The Navy Seals of venture capital — who work in teams and are utterly committed to founder success — are here
These single GP funds are often ex-entrepreneurs and increasingly ex-GPs, hands-on lone investors. I count myself among them, and our MO is to work tactically and speedily, to bring our deep experience to support the companies we back and put their success before everything else, including internal fund economics.
As huge sums pour into Europe in search of the next big global companies, the landscape of venture capital is changing. While headlines have focussed on the arrival of US and international investors with deep pockets and a voracious appetite for deals, a less remarked on trend is the emergence of single GP funds in Europe. Many of the single GPs are Valley Veterans — people who have worked in the Valley, both in big tech and VC, and are returning to bring their deep experience to help accelerate Europe’s best startups and scaleups. Invariably, they also have seen the best and worst of structured investing experience as partners within large venture funds.
Mega funds seek mega deals
VC investment in Europe hit €49B in the first half of 2021 and is likely to reach a new record by the end of December. One notable feature of this year has been the mega-funding deals, often completed by US VCs with deep pockets. Tiger Global Management, the New York-based firm known for its aggressive, splash-the-cash approach, has so far invested in 22 European companies, with a total estimated value of €72.7B. Some of the most recent European companies to receive Tiger’s backing are the Danish platform The Org and UK-founded hybrid events platform Hopin. (Disclaimer: I have also invested in both these companies.)
VC is a relationship business and the most successful investors want to get a foot in the door as early as possible. For example, in the case of Tajir, a Y Combinator marketplace connecting mom and pop shops with retailers, I invested $100K in the pre YC Demo Day round and subsequently built a relationship with the founders. When Tajir went looking for their series A round of $15M it was 3x oversubscribed. Kleiner Perkins came in to lead the round and the founders rewarded early investors who had helped them with super pro rata. In a world of excessive VC competition, you could think of this as a new freemium VC model.

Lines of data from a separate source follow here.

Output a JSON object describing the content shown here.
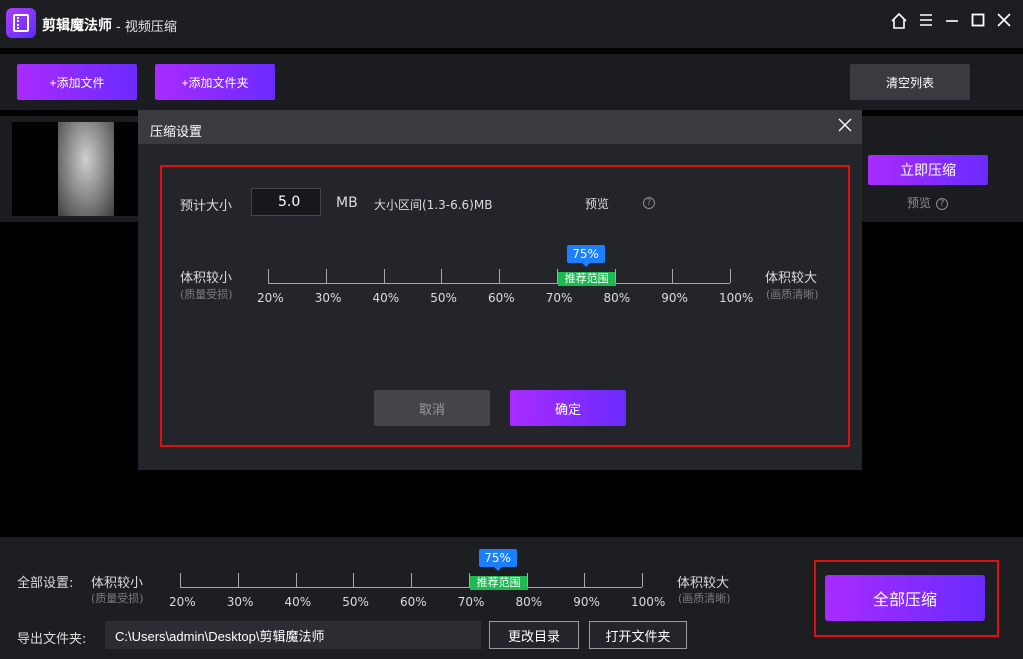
{
  "titlebar": {
    "app_name": "剪辑魔法师",
    "subtitle": "- 视频压缩",
    "icons": [
      "home-icon",
      "menu-icon",
      "minimize-icon",
      "maximize-icon",
      "close-icon"
    ]
  },
  "toolbar": {
    "add_file_label": "+添加文件",
    "add_folder_label": "+添加文件夹",
    "clear_list_label": "清空列表"
  },
  "file_row": {
    "compress_now_label": "立即压缩",
    "preview_label": "预览",
    "help_glyph": "?"
  },
  "dialog": {
    "title": "压缩设置",
    "estimated_size_label": "预计大小",
    "size_value": "5.0",
    "size_unit": "MB",
    "size_range": "大小区间(1.3-6.6)MB",
    "preview_label": "预览",
    "help_glyph": "?",
    "slider_left_label": "体积较小",
    "slider_left_sub": "(质量受损)",
    "slider_right_label": "体积较大",
    "slider_right_sub": "(画质清晰)",
    "slider_ticks": [
      "20%",
      "30%",
      "40%",
      "50%",
      "60%",
      "70%",
      "80%",
      "90%",
      "100%"
    ],
    "slider_value_label": "75%",
    "slider_value": 75,
    "recommended_label": "推荐范围",
    "cancel_label": "取消",
    "confirm_label": "确定"
  },
  "bottom": {
    "global_settings_label": "全部设置:",
    "slider_left_label": "体积较小",
    "slider_left_sub": "(质量受损)",
    "slider_right_label": "体积较大",
    "slider_right_sub": "(画质清晰)",
    "slider_ticks": [
      "20%",
      "30%",
      "40%",
      "50%",
      "60%",
      "70%",
      "80%",
      "90%",
      "100%"
    ],
    "slider_value_label": "75%",
    "slider_value": 75,
    "recommended_label": "推荐范围",
    "export_folder_label": "导出文件夹:",
    "export_path": "C:\\Users\\admin\\Desktop\\剪辑魔法师",
    "change_dir_label": "更改目录",
    "open_folder_label": "打开文件夹",
    "compress_all_label": "全部压缩"
  },
  "colors": {
    "accent_purple": "#a92bff",
    "accent_blue": "#1b7fff",
    "recommended_green": "#1fb954",
    "highlight_red": "#e01010"
  }
}
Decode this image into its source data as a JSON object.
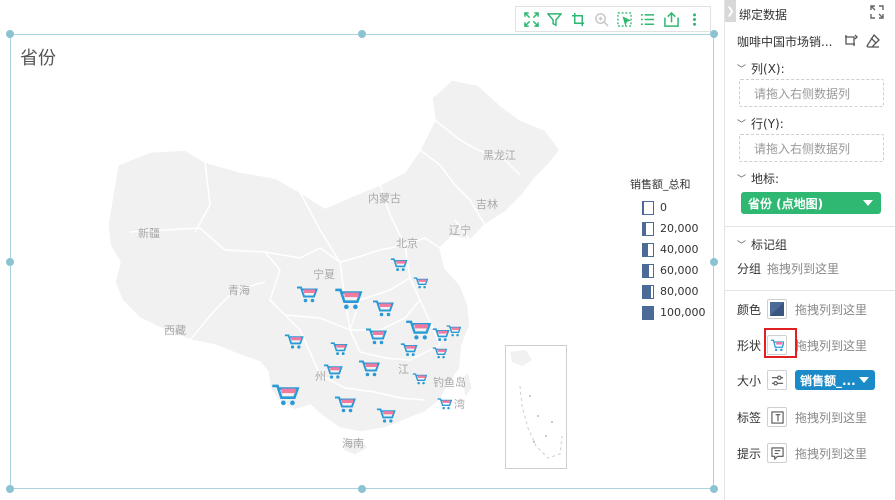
{
  "chart": {
    "title": "省份"
  },
  "toolbar": {
    "icons": [
      "fullscreen-icon",
      "filter-icon",
      "drill-icon",
      "zoom-icon",
      "select-icon",
      "list-icon",
      "export-icon",
      "more-icon"
    ]
  },
  "map": {
    "province_labels": [
      {
        "name": "黑龙江"
      },
      {
        "name": "内蒙古"
      },
      {
        "name": "吉林"
      },
      {
        "name": "新疆"
      },
      {
        "name": "辽宁"
      },
      {
        "name": "北京"
      },
      {
        "name": "宁夏"
      },
      {
        "name": "青海"
      },
      {
        "name": "西藏"
      },
      {
        "name": "江"
      },
      {
        "name": "钓鱼岛"
      },
      {
        "name": "海南"
      },
      {
        "name": "州"
      },
      {
        "name": "湾"
      }
    ]
  },
  "legend": {
    "title": "销售额_总和",
    "items": [
      {
        "label": "0",
        "level": 0.1
      },
      {
        "label": "20,000",
        "level": 0.28
      },
      {
        "label": "40,000",
        "level": 0.45
      },
      {
        "label": "60,000",
        "level": 0.62
      },
      {
        "label": "80,000",
        "level": 0.8
      },
      {
        "label": "100,000",
        "level": 1.0
      }
    ],
    "color": "#4b6a95"
  },
  "panel": {
    "title": "绑定数据",
    "dataset_name": "咖啡中国市场销...",
    "columns": {
      "label": "列(X):",
      "placeholder": "请拖入右侧数据列"
    },
    "rows": {
      "label": "行(Y):",
      "placeholder": "请拖入右侧数据列"
    },
    "geo": {
      "label": "地标:",
      "value": "省份 (点地图)"
    },
    "marks": {
      "label": "标记组",
      "group": {
        "label": "分组",
        "hint": "拖拽列到这里"
      },
      "color": {
        "label": "颜色",
        "hint": "拖拽列到这里"
      },
      "shape": {
        "label": "形状",
        "hint": "拖拽列到这里"
      },
      "size": {
        "label": "大小",
        "value": "销售额_..."
      },
      "tag": {
        "label": "标签",
        "hint": "拖拽列到这里"
      },
      "tip": {
        "label": "提示",
        "hint": "拖拽列到这里"
      }
    }
  },
  "colors": {
    "frame": "#a9d4de",
    "geo_pill": "#2eb872",
    "size_pill": "#1a8ac8",
    "cart_blue": "#2a9ad6",
    "cart_pink": "#f07aa0",
    "highlight": "#e02020"
  }
}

VC fundamentals are rapidly changing
VC investment is transforming before our eyes. Investment decisions are made at a pace not previously dreamt of. Now investors recognise that founders do not have time to waste on fundraising. Funding rounds are made faster and in shorter cycles, often without the copious paperwork that went before.
The competition among VCs in Europe has never been higher. The old rules of engagement no longer apply. Founders with momentum behind them can now choose which investors they want to go with and big funds aren’t automatically their first choice. They increasingly want to work with specific partners who can add value, not institutions who are playing hardball about ownership and terms. Time and again, single GP funds are getting a seat at the table because they can move faster and actively demonstrate their value by bringing a network of supportive investors to the table.
Over the past years A16Z invested heavily and executed flawlessly in their inhouse support platform but single GPs have now expanded that model by creating cost efficient cross fund alliances. Whereas more traditional VCs use scout networks to source companies and build relationships, single GP funds are effectively decentralising the middle manager.
Single GP funds are also working together in a way which may surprise, including by sharing pro ratas and pipelines with each other. In fact the forward-looking larger funds have also started sharing their own pro ratas with single GPs, because the funds recognise how helpful single GPs are to founders.
Founders are raising the bar
Sometimes we look back in time and recognise a pivotal moment when everything changed. In venture capital itself there are examples of innovative moments like the creation of Sequoia’s scout fund, A16Z’s service platform and even Tiger’s founder-friendly late stage terms and no board seats. However, as far as I am aware, no VC has ever filed a patent and founders are rightly now asking for more alignment with investors.
Founders are raising the bar and single GPs are responding in kind, while at the same time challenging the very foundations of VC. Single GP funds are challenging the cornerstone of VC economics, which may not be able to withstand this pressure.
Lars Fjeldsoe-Nielsen is founder of 2xN
This article was originally published on Maddyness